The European Union (EU) presents exciting growth opportunities for e-commerce brands, offering access to millions of potential new customers. But to successfully navigate this market, companies must understand value-added tax (VAT) and the regulations surrounding B2C imports. While these rules might initially appear overwhelming, a clear grasp of them is essential for smooth operations and maximizing profitability. In this article, we'll break down the complexities of EU VAT and B2C import rules, providing a clear path for businesses to succeed in the European market.
EU VAT Regulations for B2C Import
In the EU, VAT is applied to all imports – this means when a customer makes a purchase from your online store, VAT must be paid to the shipment’s destination country for this transaction. While end consumers ultimately pay this tax, the responsibility for remitting VAT can vary based on the value of the goods and specific billing terms. The standard VAT rate across EU countries ranges between 17% and 27% with an average of 21%. Although the EU provides general guidelines for VAT through its directives, each member state retains the ability to set its own specific rules within this framework. Now that we’ve covered the basic concept of VAT and how it affects e-commerce transactions, let’s review the EU’s most recent B2C import regulations.
Simplified VAT Clearance Program for Orders not Exceeding €150:
For orders equal to or less than €150 that are shipped Delivered Duty Paid (DDP), the EU offers a streamlined clearance program called Import One-Stop-Shop (IOSS). Registering for an IOSS number allows you to pay taxes on all goods you sell to various EU countries under one monthly return.
Brands that don't register or comply with this program could face:
Delays in customs clearance, potentially up to twice as long
The need for customs clearance in each destination country rather than a centralized clearance process in a single member state
Increased customs clearance and brokerage fees
Ineligibility for claiming VAT refunds on returns or undeliverables
Ineligibility for reduced VAT rates for specific items
No Import VAT De Minimis
The EU eliminated the previous exemption threshold of €22 and now mandates VAT on all imported goods. As a result, for Delivered Duty Unpaid (DDU) shipments, brands can expect an increase in the number of postal packages inspected at customs and an additional flat fee per shipment (estimated between €5-15).
E-Commerce Strategies for EU VAT Compliance
The easiest turnkey method for EU VAT compliance is partnering with a shipping carrier like Passport who can handle collecting and remitting VAT for your transactions. By utilizing Passport’s Seller of Record (SOR) solution, you can save time and money by avoiding complicated registrations and filings. This program allows brands to use Passport’s IOSS number to clear shipments through the EU. For brands participating in SOR, simply collect taxes at checkout from your EU customers and Passport will take care of VAT returns for shipments with the proper authorities.

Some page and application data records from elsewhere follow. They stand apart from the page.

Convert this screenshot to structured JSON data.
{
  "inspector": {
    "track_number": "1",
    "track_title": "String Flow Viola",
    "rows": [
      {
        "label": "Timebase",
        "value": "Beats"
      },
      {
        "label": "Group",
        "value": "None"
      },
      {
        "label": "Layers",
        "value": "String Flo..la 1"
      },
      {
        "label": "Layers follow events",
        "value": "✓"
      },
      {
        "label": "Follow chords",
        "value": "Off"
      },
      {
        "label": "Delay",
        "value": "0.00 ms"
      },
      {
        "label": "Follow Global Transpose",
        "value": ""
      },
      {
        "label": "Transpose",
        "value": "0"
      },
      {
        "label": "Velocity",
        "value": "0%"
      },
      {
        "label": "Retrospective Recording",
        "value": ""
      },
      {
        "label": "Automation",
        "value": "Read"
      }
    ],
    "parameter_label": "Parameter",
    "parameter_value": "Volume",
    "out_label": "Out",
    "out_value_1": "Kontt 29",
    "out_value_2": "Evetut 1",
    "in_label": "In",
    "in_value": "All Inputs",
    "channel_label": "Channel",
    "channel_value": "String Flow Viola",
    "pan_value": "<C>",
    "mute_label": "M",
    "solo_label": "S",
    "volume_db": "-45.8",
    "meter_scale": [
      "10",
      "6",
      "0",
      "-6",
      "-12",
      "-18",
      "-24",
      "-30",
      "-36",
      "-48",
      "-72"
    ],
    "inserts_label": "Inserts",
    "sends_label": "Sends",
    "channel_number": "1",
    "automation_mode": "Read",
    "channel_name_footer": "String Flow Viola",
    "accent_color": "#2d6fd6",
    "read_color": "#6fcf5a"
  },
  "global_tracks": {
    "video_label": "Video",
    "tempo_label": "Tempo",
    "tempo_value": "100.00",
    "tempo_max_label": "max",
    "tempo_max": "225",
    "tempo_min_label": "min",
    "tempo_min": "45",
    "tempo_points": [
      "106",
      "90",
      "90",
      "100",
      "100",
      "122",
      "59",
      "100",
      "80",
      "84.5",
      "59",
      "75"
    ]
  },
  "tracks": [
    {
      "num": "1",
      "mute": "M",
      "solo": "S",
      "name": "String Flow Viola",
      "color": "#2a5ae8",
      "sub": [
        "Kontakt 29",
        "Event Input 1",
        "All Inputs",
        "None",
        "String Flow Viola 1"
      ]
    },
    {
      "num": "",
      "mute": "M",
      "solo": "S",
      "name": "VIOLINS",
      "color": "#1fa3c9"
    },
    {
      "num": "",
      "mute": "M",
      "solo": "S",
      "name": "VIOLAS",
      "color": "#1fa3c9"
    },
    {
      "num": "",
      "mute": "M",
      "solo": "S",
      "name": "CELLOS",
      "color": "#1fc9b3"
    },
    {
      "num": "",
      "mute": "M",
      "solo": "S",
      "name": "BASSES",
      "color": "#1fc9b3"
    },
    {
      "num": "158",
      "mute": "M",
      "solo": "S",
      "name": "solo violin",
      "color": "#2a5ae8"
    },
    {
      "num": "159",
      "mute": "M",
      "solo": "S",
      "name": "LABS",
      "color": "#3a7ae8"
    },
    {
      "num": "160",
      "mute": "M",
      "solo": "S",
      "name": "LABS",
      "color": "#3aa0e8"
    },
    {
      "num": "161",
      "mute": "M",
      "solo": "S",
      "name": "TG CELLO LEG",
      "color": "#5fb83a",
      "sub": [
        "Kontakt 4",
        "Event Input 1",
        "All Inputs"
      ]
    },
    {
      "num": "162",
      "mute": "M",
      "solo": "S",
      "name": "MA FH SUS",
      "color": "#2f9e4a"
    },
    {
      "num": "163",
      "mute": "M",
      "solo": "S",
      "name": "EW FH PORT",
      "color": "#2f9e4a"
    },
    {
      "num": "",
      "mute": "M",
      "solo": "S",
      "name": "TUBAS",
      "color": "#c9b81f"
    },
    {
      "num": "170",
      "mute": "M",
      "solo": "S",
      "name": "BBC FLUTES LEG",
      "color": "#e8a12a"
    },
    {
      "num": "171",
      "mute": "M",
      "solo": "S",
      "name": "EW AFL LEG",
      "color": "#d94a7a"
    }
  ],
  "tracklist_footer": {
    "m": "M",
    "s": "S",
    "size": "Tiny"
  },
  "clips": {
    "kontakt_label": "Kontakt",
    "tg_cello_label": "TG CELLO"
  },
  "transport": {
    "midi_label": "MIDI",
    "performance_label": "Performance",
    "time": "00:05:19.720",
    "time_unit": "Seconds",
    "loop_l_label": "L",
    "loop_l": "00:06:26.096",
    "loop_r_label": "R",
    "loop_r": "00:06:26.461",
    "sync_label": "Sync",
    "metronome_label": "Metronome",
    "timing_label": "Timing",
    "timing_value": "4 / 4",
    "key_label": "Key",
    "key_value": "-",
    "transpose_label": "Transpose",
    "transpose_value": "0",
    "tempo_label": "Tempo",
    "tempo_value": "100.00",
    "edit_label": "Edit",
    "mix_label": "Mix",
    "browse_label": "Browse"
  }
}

Other options to comply with EU VAT regulations:
Registering for Individual VAT Numbers: Registering for a VAT number in each EU country you ship to is typically the most expensive approach with an estimated first year cost of over €215,000. It’s also the most time consuming with the need to individually enroll, reconcile, and report VAT in every member state separately.
Registering for an IOSS Number: While registering for an IOSS number greatly reduces the amount of paperwork to fill out, you’ll still be met with an estimated first year cost of over €5,000. Some additional considerations include the need to maintain eligible sales records for 10 years and finding a fiscal intermediary located in the EU.
Setting Up a Legal Entity in the EU: Applying to be a legal entity requires registration fees, setting up a local office, appointing a director, and registering for One Stop Shop (OSS). On top of that, your company will need to reconcile and report VAT by country monthly, attend annual meetings in the EU, and pay corporate taxes.
Pay VAT on Import: Brands can still have the shipping carrier or consumer pay VAT upon import, but there are significant negative supply chain impacts. You’ll experience higher transportation costs, increased brokerage fees, and longer transit times as shipments must clear customs for each customer’s destination country.
Here at Passport, we understand the intricacies that come with international shipping, especially with EU VAT regulations. Our Seller of Record program is designed to give e-commerce brands a simpler way to access the EU market with a seamless enrollment process and enhanced shipping experience. Ready to expand your business to the EU with Passport’s Seller of Record solution? Reach out to our compliance experts at email@example.com.